Most programming languages including C# and Java use null to represent the absence of value. Null references are convenient when there is no particular value to return as we can simply return null without thinking too much about the consequences.

However, null references are notorious for causing bugs that can be found only at runtime with NullPointerException. Tony Hoare calls it The Billion Dollar Mistake. He admits that null was introduced simply because it was so easy to implement.

One problem I found particularly irritating about null references is that some types have natural encoding of the absence of value. For example, we often represent the absence of a string with an empty string “”. It means we now have two ways to represent the absence of a string: either an empty string or null.

This is the reason why .NET String class provides IsNullOrEmpty. People use both null and String.Empty so we have to check both to be conservative. Checking only one of them often leads a bug.

Having two values that represent the same concept often leads to bugs.

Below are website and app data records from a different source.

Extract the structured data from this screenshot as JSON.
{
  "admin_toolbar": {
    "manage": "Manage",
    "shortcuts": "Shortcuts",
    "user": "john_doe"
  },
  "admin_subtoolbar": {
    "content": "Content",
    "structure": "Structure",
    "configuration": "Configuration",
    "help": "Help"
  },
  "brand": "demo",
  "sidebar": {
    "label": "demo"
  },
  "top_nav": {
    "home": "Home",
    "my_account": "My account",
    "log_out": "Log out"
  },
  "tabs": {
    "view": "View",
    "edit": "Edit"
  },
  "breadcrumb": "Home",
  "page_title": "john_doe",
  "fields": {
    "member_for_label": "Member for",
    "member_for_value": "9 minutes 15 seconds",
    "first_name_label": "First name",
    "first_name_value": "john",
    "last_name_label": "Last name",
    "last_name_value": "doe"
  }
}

Another example is undefined and null in JavaScript. Some prefer null and others prefer undefined. Unless there is a strong convention that can enforced upon the entire JavaScript community, both undefined and null must be checked.

So I think it is crucial to have a single universal way to represent the absence of value. I think Option or Maybe type used in functional programming languages is a good start though hybrid languages such as F# and Scala still have null to interoperate with .NET and JVM respectively.